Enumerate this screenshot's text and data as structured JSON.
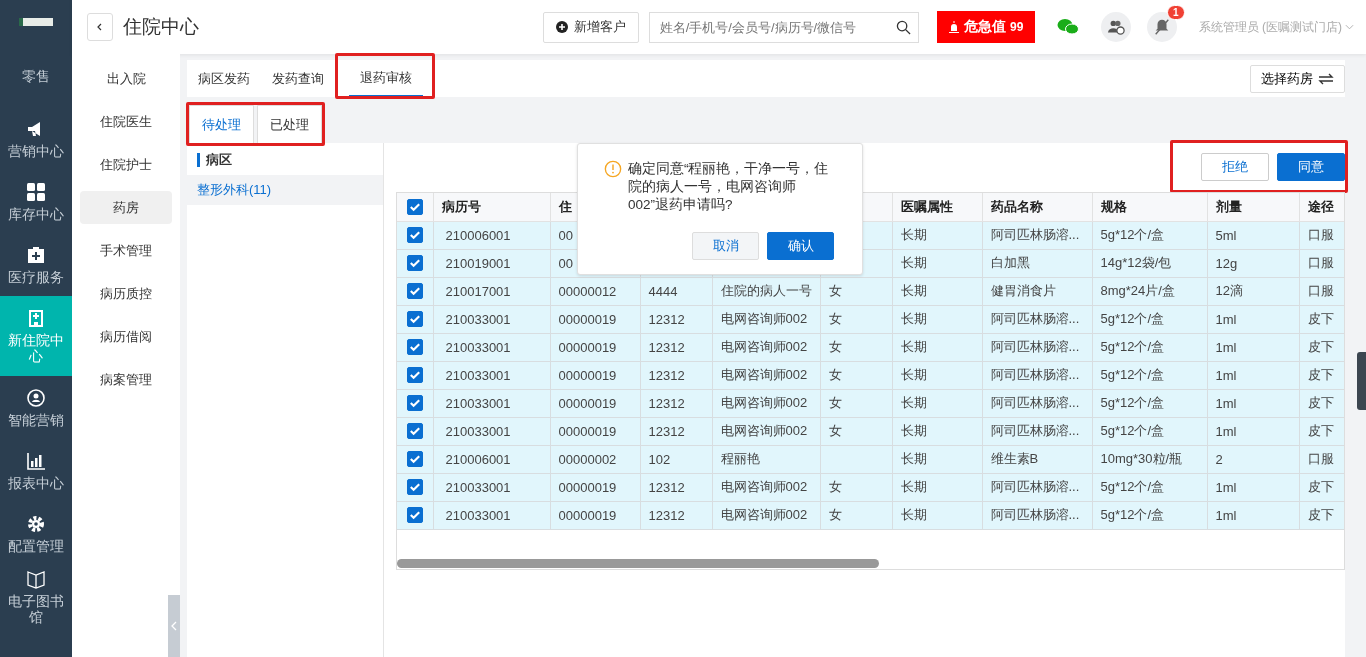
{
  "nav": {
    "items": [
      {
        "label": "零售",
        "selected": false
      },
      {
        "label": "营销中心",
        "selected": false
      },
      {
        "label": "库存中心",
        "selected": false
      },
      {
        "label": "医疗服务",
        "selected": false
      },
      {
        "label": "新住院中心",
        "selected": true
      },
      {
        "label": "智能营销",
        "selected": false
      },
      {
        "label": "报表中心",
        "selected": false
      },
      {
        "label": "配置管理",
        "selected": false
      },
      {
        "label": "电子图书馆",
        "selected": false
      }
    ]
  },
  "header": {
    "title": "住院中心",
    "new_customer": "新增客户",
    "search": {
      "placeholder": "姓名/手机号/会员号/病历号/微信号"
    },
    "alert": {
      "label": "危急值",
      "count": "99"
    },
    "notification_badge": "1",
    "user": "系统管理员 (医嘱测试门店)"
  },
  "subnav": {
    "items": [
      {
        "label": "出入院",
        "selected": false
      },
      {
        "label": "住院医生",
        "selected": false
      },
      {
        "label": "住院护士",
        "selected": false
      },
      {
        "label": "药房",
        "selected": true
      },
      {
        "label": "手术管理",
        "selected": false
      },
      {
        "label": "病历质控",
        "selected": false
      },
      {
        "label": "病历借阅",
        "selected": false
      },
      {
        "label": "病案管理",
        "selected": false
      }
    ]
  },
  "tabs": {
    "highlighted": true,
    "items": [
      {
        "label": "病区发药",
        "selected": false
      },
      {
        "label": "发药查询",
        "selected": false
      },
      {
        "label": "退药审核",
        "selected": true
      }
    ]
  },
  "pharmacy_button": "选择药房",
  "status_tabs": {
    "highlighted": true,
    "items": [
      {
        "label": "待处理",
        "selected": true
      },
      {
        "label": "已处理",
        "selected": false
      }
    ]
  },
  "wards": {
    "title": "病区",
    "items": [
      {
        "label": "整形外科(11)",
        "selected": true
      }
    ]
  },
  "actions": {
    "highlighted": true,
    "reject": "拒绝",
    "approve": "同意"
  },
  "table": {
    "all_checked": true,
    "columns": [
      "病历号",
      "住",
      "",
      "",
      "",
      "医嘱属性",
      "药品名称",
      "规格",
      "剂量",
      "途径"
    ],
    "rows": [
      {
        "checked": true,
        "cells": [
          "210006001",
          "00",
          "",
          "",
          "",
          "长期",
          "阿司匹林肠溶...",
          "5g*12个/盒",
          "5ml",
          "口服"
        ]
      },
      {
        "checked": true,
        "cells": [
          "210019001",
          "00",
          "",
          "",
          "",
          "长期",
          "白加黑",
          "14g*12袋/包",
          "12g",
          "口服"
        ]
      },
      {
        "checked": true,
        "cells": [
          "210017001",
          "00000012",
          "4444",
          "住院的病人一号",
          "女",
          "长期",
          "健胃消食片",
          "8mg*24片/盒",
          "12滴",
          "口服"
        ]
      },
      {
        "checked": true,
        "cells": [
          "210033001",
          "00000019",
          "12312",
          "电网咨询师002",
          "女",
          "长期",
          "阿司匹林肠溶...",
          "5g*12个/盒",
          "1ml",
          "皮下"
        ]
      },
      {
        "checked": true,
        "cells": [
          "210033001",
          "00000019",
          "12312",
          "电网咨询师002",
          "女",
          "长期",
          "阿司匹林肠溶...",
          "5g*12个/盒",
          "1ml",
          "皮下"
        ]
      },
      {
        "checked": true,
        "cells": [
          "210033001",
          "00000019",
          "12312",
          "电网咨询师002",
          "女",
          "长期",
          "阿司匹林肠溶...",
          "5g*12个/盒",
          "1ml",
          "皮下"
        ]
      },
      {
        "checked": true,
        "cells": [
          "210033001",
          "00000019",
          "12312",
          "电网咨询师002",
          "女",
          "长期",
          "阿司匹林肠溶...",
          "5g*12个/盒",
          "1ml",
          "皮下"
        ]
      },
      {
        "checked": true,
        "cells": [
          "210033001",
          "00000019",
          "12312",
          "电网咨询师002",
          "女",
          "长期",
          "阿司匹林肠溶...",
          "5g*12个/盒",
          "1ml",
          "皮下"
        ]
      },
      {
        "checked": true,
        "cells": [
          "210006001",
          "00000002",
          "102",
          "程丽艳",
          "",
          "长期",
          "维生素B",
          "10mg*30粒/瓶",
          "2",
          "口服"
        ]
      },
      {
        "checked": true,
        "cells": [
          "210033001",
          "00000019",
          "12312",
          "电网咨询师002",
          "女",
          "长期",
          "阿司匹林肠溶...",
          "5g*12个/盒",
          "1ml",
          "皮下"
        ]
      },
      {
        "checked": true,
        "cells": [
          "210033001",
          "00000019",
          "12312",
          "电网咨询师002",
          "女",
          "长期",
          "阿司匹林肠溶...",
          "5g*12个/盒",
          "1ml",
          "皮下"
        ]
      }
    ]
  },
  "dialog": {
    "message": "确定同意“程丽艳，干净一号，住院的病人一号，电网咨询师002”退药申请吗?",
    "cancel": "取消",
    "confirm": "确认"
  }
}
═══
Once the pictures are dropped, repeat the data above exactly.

**RESPONSE:**
Enumerate this screenshot's text and data as structured JSON.
{
  "nav": {
    "items": [
      {
        "label": "零售",
        "selected": false
      },
      {
        "label": "营销中心",
        "selected": false
      },
      {
        "label": "库存中心",
        "selected": false
      },
      {
        "label": "医疗服务",
        "selected": false
      },
      {
        "label": "新住院中心",
        "selected": true
      },
      {
        "label": "智能营销",
        "selected": false
      },
      {
        "label": "报表中心",
        "selected": false
      },
      {
        "label": "配置管理",
        "selected": false
      },
      {
        "label": "电子图书馆",
        "selected": false
      }
    ]
  },
  "header": {
    "title": "住院中心",
    "new_customer": "新增客户",
    "search": {
      "placeholder": "姓名/手机号/会员号/病历号/微信号"
    },
    "alert": {
      "label": "危急值",
      "count": "99"
    },
    "notification_badge": "1",
    "user": "系统管理员 (医嘱测试门店)"
  },
  "subnav": {
    "items": [
      {
        "label": "出入院",
        "selected": false
      },
      {
        "label": "住院医生",
        "selected": false
      },
      {
        "label": "住院护士",
        "selected": false
      },
      {
        "label": "药房",
        "selected": true
      },
      {
        "label": "手术管理",
        "selected": false
      },
      {
        "label": "病历质控",
        "selected": false
      },
      {
        "label": "病历借阅",
        "selected": false
      },
      {
        "label": "病案管理",
        "selected": false
      }
    ]
  },
  "tabs": {
    "highlighted": true,
    "items": [
      {
        "label": "病区发药",
        "selected": false
      },
      {
        "label": "发药查询",
        "selected": false
      },
      {
        "label": "退药审核",
        "selected": true
      }
    ]
  },
  "pharmacy_button": "选择药房",
  "status_tabs": {
    "highlighted": true,
    "items": [
      {
        "label": "待处理",
        "selected": true
      },
      {
        "label": "已处理",
        "selected": false
      }
    ]
  },
  "wards": {
    "title": "病区",
    "items": [
      {
        "label": "整形外科(11)",
        "selected": true
      }
    ]
  },
  "actions": {
    "highlighted": true,
    "reject": "拒绝",
    "approve": "同意"
  },
  "table": {
    "all_checked": true,
    "columns": [
      "病历号",
      "住",
      "",
      "",
      "",
      "医嘱属性",
      "药品名称",
      "规格",
      "剂量",
      "途径"
    ],
    "rows": [
      {
        "checked": true,
        "cells": [
          "210006001",
          "00",
          "",
          "",
          "",
          "长期",
          "阿司匹林肠溶...",
          "5g*12个/盒",
          "5ml",
          "口服"
        ]
      },
      {
        "checked": true,
        "cells": [
          "210019001",
          "00",
          "",
          "",
          "",
          "长期",
          "白加黑",
          "14g*12袋/包",
          "12g",
          "口服"
        ]
      },
      {
        "checked": true,
        "cells": [
          "210017001",
          "00000012",
          "4444",
          "住院的病人一号",
          "女",
          "长期",
          "健胃消食片",
          "8mg*24片/盒",
          "12滴",
          "口服"
        ]
      },
      {
        "checked": true,
        "cells": [
          "210033001",
          "00000019",
          "12312",
          "电网咨询师002",
          "女",
          "长期",
          "阿司匹林肠溶...",
          "5g*12个/盒",
          "1ml",
          "皮下"
        ]
      },
      {
        "checked": true,
        "cells": [
          "210033001",
          "00000019",
          "12312",
          "电网咨询师002",
          "女",
          "长期",
          "阿司匹林肠溶...",
          "5g*12个/盒",
          "1ml",
          "皮下"
        ]
      },
      {
        "checked": true,
        "cells": [
          "210033001",
          "00000019",
          "12312",
          "电网咨询师002",
          "女",
          "长期",
          "阿司匹林肠溶...",
          "5g*12个/盒",
          "1ml",
          "皮下"
        ]
      },
      {
        "checked": true,
        "cells": [
          "210033001",
          "00000019",
          "12312",
          "电网咨询师002",
          "女",
          "长期",
          "阿司匹林肠溶...",
          "5g*12个/盒",
          "1ml",
          "皮下"
        ]
      },
      {
        "checked": true,
        "cells": [
          "210033001",
          "00000019",
          "12312",
          "电网咨询师002",
          "女",
          "长期",
          "阿司匹林肠溶...",
          "5g*12个/盒",
          "1ml",
          "皮下"
        ]
      },
      {
        "checked": true,
        "cells": [
          "210006001",
          "00000002",
          "102",
          "程丽艳",
          "",
          "长期",
          "维生素B",
          "10mg*30粒/瓶",
          "2",
          "口服"
        ]
      },
      {
        "checked": true,
        "cells": [
          "210033001",
          "00000019",
          "12312",
          "电网咨询师002",
          "女",
          "长期",
          "阿司匹林肠溶...",
          "5g*12个/盒",
          "1ml",
          "皮下"
        ]
      },
      {
        "checked": true,
        "cells": [
          "210033001",
          "00000019",
          "12312",
          "电网咨询师002",
          "女",
          "长期",
          "阿司匹林肠溶...",
          "5g*12个/盒",
          "1ml",
          "皮下"
        ]
      }
    ]
  },
  "dialog": {
    "message": "确定同意“程丽艳，干净一号，住院的病人一号，电网咨询师002”退药申请吗?",
    "cancel": "取消",
    "confirm": "确认"
  }
}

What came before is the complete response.